Clinton, Ahmadinejad duel at UN

US, several European delegations walk out as Ahmadinejad addresses UN.

Hillary Clinton 311 (photo credit: Associated Press)
Hillary Clinton 311
(photo credit: Associated Press)
UNITED NATIONS — Iranian President Mahmoud Ahmadinejad and Secretary of State Hillary Rodham Clinton exchanged rhetorical blows, engaging in mutual accusations on the UN stage, Monday, as nations gathered for a monthlong debate over the world's ultimate weapons.
Speaking from the podium of the General Assembly Hall, Clinton accused Iran of "flouting the rules" of the Nuclear Nonproliferation Treaty with its suspect uranium enrichment program, and said it is "time for a strong international response."
For his part, Ahmadinejad earlier rejected such allegations, saying Washington has offered not "a single credible proof."
They were delivering the opening salvos in four weeks of deliberations over how to improve the NPT, formally reviewed every five years in a meeting of all 189 treaty members — all the world's nations except India, Pakistan, Israel and North Korea.
The review conference is meant to produce a final document pointing toward ways to better achieve the NPT's goals of checking the spread of nuclear weapons, while working toward reducing and eventually eliminating them.
Because it requires a consensus of all parties, including Iran, any formal final decision would be highly unlikely to censure the Teheran government, which would block consensus.
Instead, as delegates assess the state of the NPT in UN conference halls, US and European diplomats will be working elsewhere to reach agreement with sometimes reluctant China and Russia on a fourth round of UN Security Council economic penalties to impose on Iran.
"I hope that we can reach agreement in the Security Council on tough new sanctions," Clinton told reporters, "because I believe that is the only way to catch Iran's attention."
In her address, Clinton proposed that the nonproliferation treaty be strengthened by introducing "automatic penalties" for noncompliance, rather than depend on such drawn-out council negotiations.
Ahmadinejad to Obama: Set timetable for abolishing all arms
Ahmadinejad devoted much of his half-hour speech to the huge U.S. nuclear arsenal, denouncing the Obama administration's refusal to rule out the use of those weapons.
"Regrettably, the government of the United States has not only used nuclear weapons, but also continues to threaten to use such weapons against other countries, including Iran," Ahmadinejad said.
He referred to the new US Nuclear Posture Review's provision retaining an option to use US atomic arms against countries not in compliance with the nonproliferation pact, a charge Washington lays against Iran.
Ahmadinejad also invited US President Barack Obama to join a "humane movement" that would set a timetable for abolishing all atomic arms, weapons he called "disgusting and shameful."
As the Iranian president spoke, the US delegation, of working-level staff, walked out of the General Assembly hall, as did several European delegations, including the French and British.
Opening the conference, UN Secretary-General Ban Ki-moon directly challenged Teheran. "The onus is on Iran to clarify the doubts and concerns about its program," the UN chief told the delegates.
He called on the Teheran government "to fully comply with Security Council resolutions" demanding that it halt enrichment, which Washington and others contend is meant to produce the nuclear fuel for bombs in violation of Iran's NPT obligations.
Later, Yukiya Amano, head of the UN watchdog International Atomic Energy Agency, said his inspectors could not confirm all of Iran's nuclear material is devoted to peaceful activities.

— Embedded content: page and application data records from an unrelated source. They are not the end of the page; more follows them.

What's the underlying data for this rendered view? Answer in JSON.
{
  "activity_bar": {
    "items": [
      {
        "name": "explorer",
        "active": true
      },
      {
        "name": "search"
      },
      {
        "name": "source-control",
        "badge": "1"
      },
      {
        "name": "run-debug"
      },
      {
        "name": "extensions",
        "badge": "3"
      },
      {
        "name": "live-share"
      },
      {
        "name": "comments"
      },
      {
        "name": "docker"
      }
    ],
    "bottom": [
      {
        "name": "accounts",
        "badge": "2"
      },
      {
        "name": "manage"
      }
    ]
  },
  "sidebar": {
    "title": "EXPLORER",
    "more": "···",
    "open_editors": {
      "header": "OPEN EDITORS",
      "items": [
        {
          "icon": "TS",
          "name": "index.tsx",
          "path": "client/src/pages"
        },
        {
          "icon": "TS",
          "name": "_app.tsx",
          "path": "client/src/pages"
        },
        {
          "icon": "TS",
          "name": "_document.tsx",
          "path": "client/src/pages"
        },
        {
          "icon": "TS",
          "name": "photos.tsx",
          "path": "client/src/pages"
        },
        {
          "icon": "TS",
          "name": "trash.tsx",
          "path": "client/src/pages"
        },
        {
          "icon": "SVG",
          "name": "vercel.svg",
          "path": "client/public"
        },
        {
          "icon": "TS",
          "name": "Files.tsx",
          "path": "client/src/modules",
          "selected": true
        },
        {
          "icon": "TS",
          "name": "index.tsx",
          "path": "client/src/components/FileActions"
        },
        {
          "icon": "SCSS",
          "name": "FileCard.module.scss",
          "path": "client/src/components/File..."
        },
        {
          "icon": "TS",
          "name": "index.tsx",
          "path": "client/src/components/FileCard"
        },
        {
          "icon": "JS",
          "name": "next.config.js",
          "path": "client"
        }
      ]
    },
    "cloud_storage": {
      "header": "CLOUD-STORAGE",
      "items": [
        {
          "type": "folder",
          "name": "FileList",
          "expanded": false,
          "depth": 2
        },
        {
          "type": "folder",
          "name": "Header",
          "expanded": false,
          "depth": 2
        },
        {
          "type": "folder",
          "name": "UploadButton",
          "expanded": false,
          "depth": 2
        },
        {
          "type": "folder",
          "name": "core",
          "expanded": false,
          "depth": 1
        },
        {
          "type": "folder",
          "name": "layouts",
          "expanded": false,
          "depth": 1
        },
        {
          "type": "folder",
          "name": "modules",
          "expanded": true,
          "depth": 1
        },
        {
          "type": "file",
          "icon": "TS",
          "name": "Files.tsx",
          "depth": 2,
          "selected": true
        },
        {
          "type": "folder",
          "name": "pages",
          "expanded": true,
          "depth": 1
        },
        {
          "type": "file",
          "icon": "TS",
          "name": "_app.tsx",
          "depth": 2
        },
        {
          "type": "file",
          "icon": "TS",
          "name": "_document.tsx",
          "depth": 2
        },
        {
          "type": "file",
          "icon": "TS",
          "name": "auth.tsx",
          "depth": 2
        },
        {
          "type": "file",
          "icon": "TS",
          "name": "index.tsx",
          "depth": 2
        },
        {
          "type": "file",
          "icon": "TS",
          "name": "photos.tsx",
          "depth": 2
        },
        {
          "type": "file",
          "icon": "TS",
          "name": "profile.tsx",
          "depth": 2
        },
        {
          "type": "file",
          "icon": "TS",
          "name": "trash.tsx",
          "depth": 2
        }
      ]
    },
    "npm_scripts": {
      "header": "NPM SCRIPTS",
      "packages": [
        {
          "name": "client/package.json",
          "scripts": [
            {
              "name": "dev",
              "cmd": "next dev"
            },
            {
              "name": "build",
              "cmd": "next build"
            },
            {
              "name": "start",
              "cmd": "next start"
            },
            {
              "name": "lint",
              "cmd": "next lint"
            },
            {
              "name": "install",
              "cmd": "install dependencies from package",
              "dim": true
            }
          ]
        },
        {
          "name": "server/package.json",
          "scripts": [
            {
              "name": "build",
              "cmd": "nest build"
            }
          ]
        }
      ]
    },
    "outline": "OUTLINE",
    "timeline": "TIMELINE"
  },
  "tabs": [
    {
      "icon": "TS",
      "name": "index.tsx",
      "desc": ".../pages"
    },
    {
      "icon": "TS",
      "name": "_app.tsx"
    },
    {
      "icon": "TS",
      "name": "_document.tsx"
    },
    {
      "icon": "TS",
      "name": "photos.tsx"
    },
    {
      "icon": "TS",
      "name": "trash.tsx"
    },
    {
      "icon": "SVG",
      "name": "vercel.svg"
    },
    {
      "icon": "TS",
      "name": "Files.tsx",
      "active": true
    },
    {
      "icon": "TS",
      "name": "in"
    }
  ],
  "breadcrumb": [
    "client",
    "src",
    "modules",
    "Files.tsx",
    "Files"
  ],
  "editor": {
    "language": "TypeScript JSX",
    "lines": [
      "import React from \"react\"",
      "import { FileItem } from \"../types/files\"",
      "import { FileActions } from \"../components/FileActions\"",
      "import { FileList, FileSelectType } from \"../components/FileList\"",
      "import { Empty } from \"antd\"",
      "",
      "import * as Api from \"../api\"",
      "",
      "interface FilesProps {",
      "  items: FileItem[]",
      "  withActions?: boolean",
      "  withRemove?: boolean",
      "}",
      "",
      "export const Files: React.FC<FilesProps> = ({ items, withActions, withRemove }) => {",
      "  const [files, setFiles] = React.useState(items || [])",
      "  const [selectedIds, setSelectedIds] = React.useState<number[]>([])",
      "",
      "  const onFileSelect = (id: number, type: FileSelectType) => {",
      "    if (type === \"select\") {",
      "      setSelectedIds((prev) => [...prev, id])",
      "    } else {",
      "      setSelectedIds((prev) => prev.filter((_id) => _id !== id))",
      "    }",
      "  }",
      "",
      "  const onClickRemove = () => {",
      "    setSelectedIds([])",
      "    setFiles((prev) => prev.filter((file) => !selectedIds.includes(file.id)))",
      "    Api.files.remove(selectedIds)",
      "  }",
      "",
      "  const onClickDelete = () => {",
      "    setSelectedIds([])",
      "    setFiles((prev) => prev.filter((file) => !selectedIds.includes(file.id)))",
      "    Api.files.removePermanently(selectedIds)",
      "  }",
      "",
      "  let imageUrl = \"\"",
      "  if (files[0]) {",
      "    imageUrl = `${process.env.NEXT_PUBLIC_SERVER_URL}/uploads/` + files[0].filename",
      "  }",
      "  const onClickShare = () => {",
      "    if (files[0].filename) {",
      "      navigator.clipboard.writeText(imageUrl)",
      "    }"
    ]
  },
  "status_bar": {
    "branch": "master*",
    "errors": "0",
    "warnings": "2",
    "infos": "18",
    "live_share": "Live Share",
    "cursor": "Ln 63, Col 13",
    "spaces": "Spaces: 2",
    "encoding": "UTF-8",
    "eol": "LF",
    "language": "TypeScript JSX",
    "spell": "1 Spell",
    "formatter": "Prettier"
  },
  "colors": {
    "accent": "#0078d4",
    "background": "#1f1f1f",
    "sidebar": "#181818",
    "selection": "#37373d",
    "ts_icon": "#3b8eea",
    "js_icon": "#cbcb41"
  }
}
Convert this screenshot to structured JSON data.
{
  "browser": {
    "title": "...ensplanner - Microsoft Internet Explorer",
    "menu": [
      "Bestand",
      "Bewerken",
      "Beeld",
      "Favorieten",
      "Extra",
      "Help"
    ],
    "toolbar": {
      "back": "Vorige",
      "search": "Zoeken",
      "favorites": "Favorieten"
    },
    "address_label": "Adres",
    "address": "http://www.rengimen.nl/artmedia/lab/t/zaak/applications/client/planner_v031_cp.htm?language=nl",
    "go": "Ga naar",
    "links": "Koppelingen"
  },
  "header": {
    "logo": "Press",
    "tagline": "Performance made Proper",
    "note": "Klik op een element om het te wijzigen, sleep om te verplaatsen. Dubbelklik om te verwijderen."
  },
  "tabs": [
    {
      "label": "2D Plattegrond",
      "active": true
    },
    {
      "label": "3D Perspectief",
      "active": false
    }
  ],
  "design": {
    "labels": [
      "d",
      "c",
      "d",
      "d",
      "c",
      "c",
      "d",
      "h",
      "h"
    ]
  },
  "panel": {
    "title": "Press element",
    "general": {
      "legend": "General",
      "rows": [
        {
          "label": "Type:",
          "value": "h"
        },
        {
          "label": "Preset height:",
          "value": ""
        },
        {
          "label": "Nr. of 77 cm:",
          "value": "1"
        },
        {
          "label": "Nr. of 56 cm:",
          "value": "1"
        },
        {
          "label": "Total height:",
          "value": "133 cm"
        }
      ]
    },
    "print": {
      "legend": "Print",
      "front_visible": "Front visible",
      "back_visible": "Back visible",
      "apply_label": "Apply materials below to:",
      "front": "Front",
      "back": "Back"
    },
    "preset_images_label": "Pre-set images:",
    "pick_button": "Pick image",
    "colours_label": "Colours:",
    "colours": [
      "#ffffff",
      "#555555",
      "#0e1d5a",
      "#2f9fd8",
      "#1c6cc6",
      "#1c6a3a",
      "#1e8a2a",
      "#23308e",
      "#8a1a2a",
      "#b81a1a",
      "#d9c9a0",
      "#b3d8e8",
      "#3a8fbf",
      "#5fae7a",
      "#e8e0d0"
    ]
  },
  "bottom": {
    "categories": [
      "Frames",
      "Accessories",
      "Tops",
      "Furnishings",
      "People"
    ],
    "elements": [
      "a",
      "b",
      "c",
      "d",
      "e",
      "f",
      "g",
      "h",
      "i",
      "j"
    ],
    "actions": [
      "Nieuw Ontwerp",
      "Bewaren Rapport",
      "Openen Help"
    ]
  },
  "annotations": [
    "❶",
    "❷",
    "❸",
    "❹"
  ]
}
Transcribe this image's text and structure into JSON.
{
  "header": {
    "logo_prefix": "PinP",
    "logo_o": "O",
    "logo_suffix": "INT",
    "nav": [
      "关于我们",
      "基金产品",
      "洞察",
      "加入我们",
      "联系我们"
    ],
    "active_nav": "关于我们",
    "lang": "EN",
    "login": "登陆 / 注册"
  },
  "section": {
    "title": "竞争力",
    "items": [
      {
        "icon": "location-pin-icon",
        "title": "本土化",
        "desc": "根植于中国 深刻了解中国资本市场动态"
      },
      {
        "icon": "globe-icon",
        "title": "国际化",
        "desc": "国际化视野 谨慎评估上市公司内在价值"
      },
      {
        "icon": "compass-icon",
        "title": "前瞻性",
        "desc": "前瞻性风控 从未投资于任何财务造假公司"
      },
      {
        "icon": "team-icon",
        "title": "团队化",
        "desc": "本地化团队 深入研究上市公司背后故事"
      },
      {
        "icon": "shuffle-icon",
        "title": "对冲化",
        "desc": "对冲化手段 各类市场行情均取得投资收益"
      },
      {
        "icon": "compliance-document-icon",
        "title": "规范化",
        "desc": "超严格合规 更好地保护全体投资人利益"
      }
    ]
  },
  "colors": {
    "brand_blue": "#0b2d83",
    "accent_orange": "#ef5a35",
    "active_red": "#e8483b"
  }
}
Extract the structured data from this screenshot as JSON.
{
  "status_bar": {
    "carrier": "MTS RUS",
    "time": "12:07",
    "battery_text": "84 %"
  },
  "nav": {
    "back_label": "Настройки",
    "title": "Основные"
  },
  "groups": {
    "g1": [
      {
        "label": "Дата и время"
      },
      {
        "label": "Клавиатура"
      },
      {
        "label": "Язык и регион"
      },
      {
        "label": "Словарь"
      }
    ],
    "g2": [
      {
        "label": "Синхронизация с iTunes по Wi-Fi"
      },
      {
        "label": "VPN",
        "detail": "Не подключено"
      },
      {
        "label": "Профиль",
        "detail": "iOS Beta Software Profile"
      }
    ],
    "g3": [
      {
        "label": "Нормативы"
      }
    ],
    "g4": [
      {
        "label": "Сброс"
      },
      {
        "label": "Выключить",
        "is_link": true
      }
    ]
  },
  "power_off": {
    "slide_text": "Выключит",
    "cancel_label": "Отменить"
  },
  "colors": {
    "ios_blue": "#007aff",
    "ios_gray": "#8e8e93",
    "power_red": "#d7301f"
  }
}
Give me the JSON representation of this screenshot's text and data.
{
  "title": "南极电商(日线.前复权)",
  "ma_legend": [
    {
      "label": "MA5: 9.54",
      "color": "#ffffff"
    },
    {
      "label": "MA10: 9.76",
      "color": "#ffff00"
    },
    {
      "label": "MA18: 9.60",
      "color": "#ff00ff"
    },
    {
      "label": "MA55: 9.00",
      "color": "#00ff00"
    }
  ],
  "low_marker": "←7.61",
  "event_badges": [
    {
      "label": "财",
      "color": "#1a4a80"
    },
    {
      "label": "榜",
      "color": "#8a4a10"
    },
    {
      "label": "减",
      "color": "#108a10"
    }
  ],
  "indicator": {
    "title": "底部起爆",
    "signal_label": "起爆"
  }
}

He called on Iran to "clarify activities with a possible military dimension."
Ahmadinejad, the only head of state participating in the conference, reiterated his country's support for establishing a nuclear weapons-free zone in the Middle East, an Arab-backed idea aimed at Israel's unacknowledged nuclear arsenal of perhaps 80 bombs. He also called on the US to dismantle its tactical nuclear weapons on NATO bases in Europe.
START treaty encapsulates NPT's vision
The treaty is regarded as the world's single most important pact on nuclear arms, credited with preventing their proliferation to dozens of nations since it entered into force in 1970.
Treaty members gather every five years to discuss new approaches to problems, by agreeing, for example, that the IAEA should be strengthened. The only countries that are not treaty members are India, Pakistan, North Korea, all of which have nuclear arsenals or weapons programs, and Israel, which is considered to possess an unacknowledged nuclear arsenal.
At three of seven past conferences, delegates failed to produce a declaration, including in 2005, at a time when the US administration, under President George W. Bush, was unenthusiastic about arms control talks.
Obama has steered the US back onto a negotiating track, including with a new US-Russian agreement to reduce their thousands of long-range nuclear arms. Despite that, Libran N. Cabactulan, the Philippine diplomat who is president of this 2010 NPT conference, said he finds the No. 1 goal of many treaty nations is to press the NPT nuclear powers — also including Britain, France and China — to move more rapidly toward disarmament.